(Stored data)
==============================

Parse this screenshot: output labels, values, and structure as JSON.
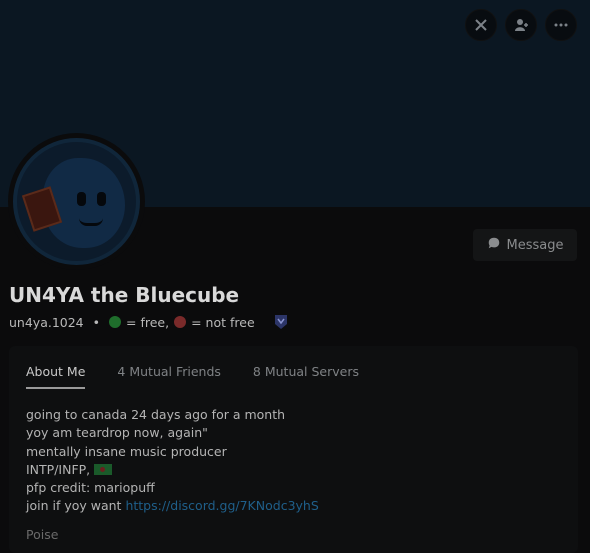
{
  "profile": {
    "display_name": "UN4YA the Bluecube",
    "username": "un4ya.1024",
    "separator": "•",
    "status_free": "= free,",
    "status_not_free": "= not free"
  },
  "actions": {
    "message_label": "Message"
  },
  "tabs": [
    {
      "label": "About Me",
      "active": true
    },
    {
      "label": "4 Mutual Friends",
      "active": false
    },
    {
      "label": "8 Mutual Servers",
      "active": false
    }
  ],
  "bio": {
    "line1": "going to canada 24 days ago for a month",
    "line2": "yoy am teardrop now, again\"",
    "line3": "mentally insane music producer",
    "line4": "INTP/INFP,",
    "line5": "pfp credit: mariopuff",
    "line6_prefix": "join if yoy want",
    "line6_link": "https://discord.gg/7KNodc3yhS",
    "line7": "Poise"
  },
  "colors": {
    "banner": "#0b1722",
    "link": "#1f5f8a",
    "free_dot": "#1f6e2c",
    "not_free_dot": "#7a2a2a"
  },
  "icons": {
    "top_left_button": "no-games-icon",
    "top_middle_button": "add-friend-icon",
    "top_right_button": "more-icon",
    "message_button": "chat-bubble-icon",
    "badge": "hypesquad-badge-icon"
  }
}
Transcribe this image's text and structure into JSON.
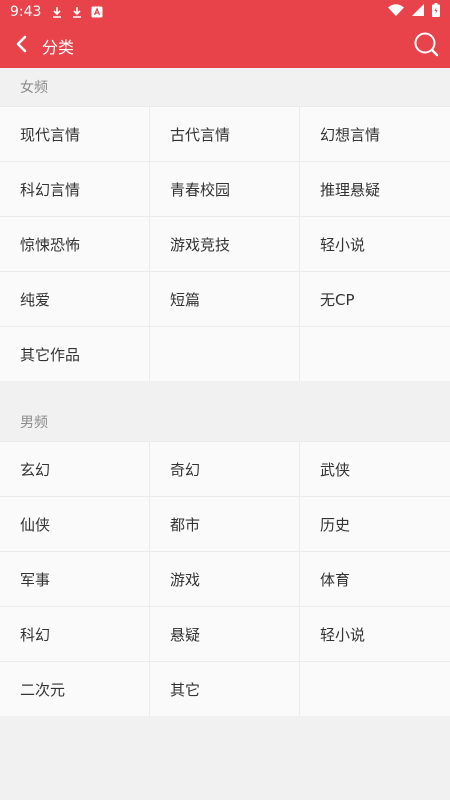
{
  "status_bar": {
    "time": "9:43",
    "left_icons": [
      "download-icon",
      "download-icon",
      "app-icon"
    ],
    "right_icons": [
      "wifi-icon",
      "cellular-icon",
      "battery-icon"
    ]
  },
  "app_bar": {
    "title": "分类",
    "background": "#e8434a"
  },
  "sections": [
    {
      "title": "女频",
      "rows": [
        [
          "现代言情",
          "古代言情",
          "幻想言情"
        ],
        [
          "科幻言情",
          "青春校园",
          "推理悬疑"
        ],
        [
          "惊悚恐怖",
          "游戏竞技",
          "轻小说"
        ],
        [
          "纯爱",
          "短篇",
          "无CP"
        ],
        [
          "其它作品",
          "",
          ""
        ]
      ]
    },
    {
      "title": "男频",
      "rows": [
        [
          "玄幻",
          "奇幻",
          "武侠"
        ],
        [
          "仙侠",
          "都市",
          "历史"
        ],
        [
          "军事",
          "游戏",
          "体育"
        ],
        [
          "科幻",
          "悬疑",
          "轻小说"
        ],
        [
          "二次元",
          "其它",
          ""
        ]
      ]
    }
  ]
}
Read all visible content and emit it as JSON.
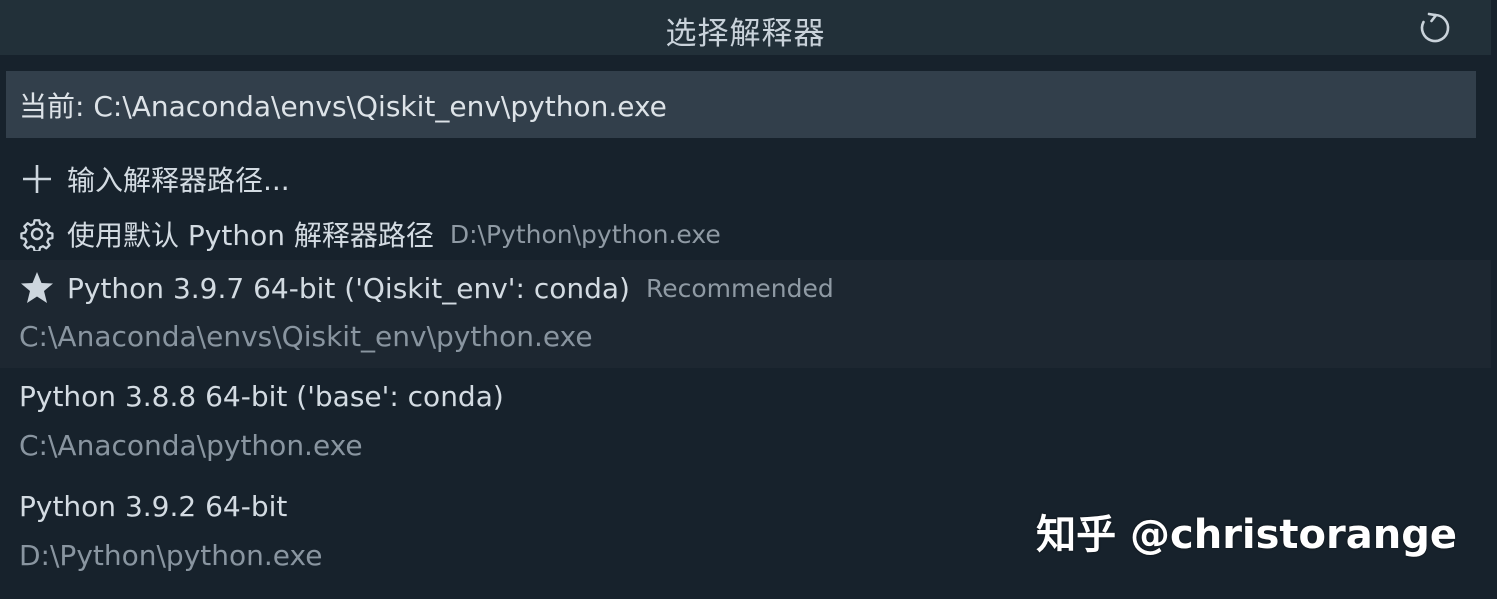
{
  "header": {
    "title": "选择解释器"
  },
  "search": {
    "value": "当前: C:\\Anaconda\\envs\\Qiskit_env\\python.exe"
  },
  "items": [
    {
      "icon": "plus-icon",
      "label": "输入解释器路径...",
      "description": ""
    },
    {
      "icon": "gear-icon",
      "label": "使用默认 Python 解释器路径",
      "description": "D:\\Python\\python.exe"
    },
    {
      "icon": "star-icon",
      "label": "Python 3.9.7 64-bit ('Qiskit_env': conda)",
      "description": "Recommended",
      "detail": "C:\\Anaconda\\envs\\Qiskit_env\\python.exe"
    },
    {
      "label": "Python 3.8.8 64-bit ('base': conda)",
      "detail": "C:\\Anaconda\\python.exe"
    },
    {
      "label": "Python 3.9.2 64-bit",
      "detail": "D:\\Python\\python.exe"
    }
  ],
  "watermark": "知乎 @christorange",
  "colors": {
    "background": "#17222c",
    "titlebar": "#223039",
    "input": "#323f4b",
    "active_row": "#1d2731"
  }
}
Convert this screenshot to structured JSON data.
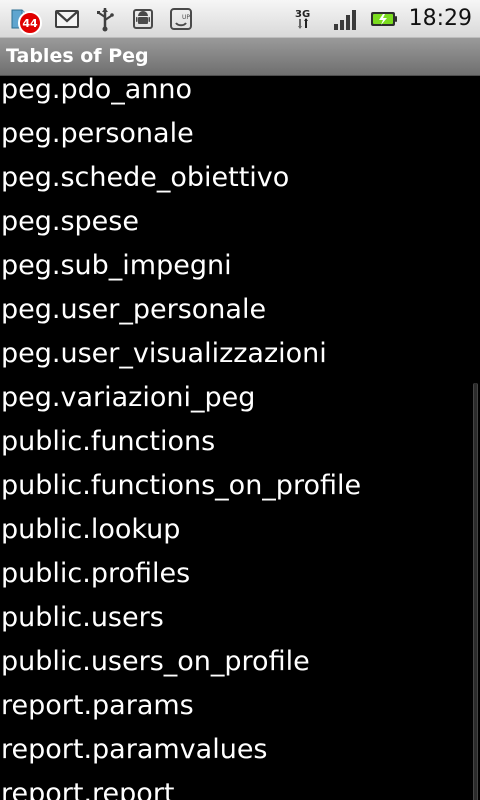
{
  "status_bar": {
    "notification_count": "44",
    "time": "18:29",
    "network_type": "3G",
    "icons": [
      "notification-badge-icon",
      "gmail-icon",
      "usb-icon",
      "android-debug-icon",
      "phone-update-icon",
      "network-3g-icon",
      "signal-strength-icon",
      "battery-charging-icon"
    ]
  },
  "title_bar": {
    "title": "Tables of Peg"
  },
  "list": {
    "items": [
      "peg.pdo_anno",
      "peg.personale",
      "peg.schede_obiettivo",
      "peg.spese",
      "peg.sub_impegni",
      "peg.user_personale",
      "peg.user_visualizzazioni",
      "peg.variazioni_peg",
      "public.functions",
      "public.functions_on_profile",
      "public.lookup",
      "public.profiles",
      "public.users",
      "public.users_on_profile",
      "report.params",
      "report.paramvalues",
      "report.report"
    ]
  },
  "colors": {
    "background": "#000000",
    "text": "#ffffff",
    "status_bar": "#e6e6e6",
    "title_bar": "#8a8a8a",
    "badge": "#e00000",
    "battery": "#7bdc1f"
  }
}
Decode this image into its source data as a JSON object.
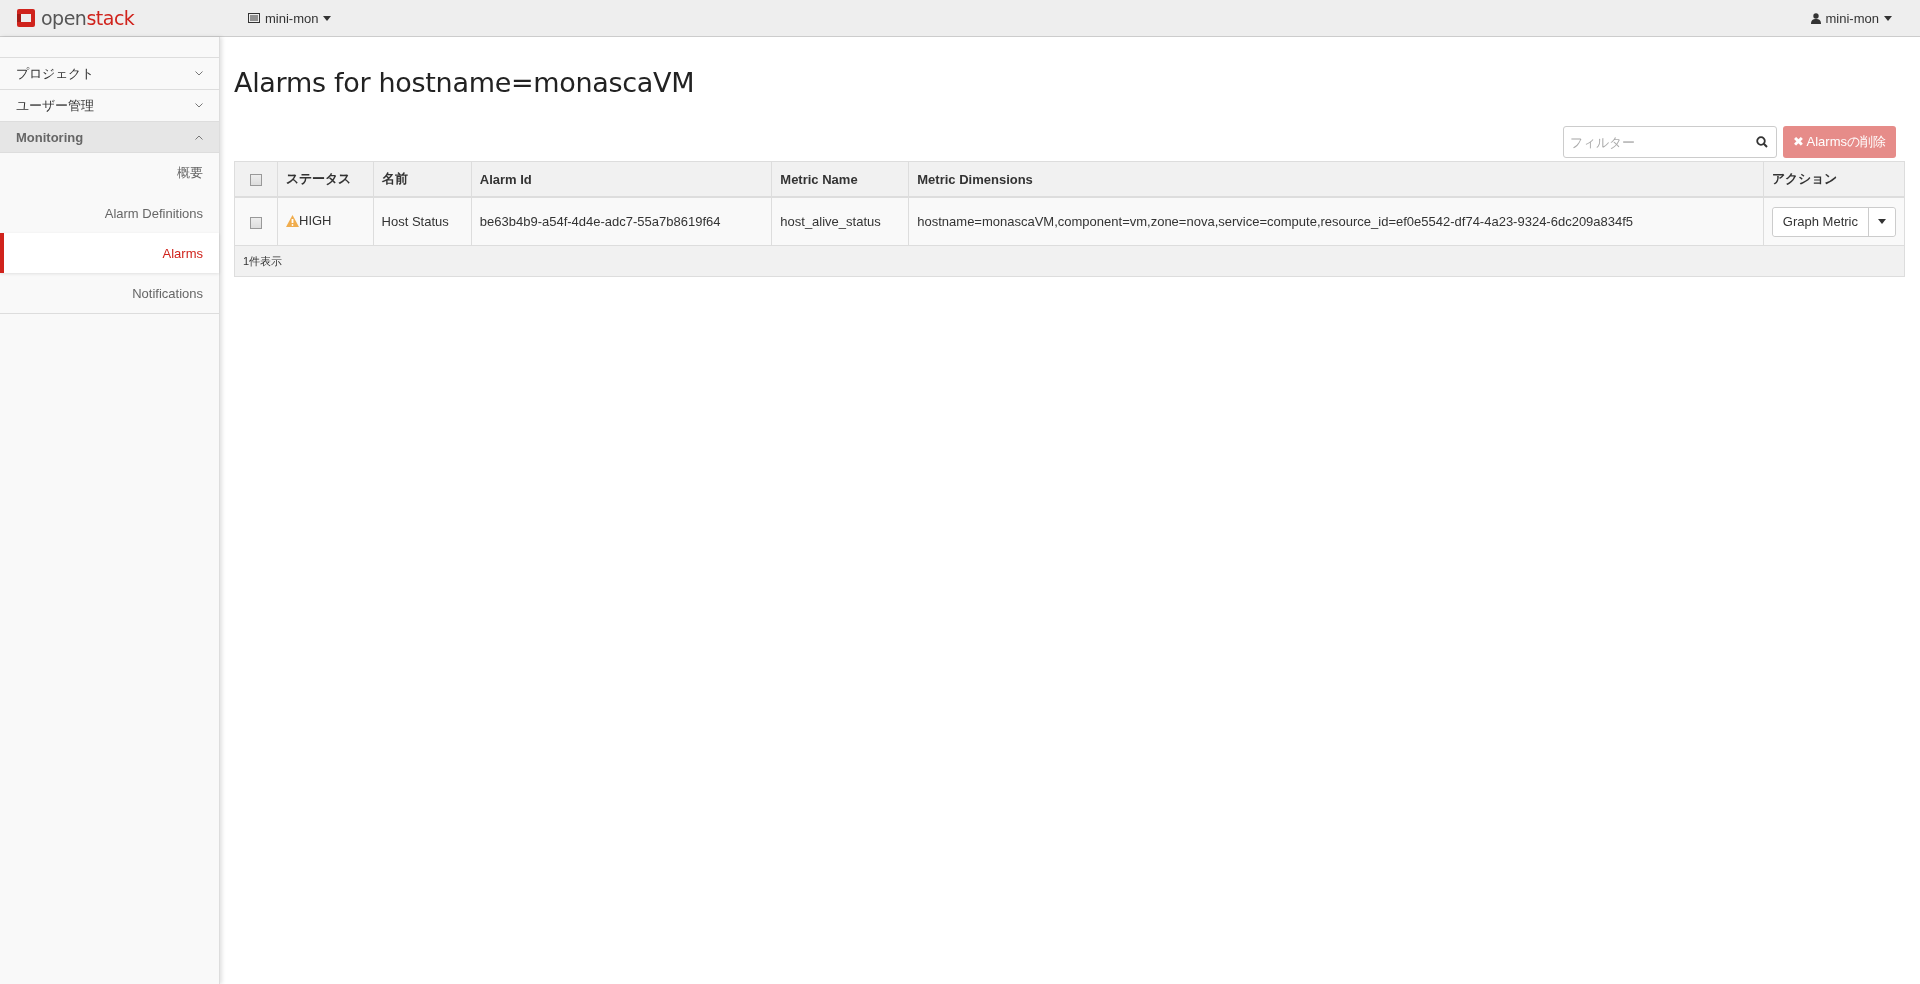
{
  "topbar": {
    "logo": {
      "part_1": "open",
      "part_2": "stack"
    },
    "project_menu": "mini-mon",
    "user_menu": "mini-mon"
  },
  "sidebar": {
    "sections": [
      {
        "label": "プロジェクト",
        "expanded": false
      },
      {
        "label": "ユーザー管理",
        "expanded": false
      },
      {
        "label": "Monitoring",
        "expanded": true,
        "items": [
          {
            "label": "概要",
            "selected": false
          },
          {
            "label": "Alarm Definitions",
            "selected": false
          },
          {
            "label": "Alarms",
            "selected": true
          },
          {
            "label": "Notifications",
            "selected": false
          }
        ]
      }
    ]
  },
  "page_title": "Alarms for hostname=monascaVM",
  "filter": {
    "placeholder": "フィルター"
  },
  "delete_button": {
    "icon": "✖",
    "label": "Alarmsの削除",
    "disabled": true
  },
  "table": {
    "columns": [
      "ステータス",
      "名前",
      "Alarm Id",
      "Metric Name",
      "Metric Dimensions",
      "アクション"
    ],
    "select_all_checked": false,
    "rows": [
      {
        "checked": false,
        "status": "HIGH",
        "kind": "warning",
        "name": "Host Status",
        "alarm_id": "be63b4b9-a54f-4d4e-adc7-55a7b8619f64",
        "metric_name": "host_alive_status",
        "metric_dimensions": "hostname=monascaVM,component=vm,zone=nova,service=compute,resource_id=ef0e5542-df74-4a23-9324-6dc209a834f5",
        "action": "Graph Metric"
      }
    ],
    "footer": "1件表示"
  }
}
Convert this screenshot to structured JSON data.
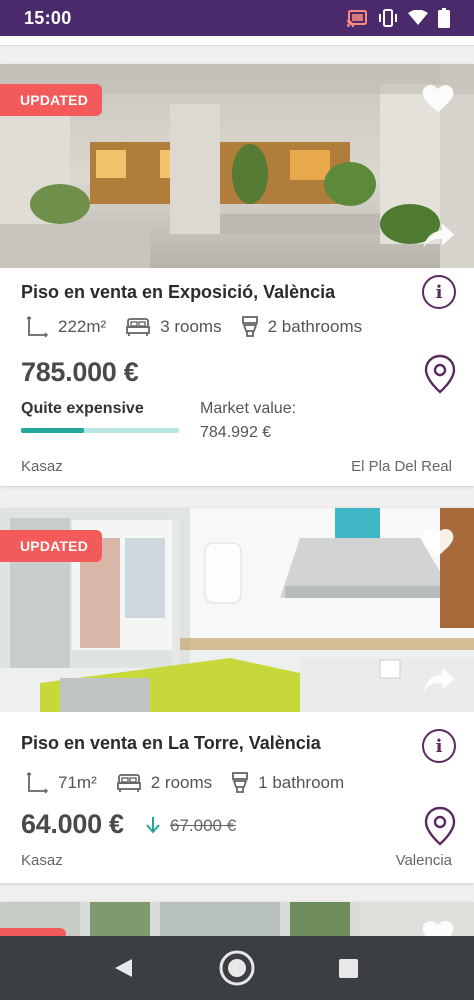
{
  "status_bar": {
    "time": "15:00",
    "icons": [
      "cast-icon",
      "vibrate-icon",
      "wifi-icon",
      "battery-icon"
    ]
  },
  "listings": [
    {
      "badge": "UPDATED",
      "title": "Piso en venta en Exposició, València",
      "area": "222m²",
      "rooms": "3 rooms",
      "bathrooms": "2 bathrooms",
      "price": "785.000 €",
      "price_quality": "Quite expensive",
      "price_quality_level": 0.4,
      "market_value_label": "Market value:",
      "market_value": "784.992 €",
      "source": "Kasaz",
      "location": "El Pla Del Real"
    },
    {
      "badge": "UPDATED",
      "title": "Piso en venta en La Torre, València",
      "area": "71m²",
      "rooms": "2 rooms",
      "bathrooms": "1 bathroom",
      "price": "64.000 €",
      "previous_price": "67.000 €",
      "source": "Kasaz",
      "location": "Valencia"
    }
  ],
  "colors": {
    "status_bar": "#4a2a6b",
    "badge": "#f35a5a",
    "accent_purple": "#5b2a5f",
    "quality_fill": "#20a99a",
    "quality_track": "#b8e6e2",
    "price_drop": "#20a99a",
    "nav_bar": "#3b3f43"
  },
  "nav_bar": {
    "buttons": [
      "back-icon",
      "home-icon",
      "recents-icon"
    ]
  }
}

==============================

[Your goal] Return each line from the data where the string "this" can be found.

[Written response]
Parse this screenshot: output labels, values, and structure as JSON.
Transcribe this image's text and structure into JSON.
Convert this screenshot to structured JSON data.
Decode this image into its source data as a JSON object.
Convert this screenshot to structured JSON data.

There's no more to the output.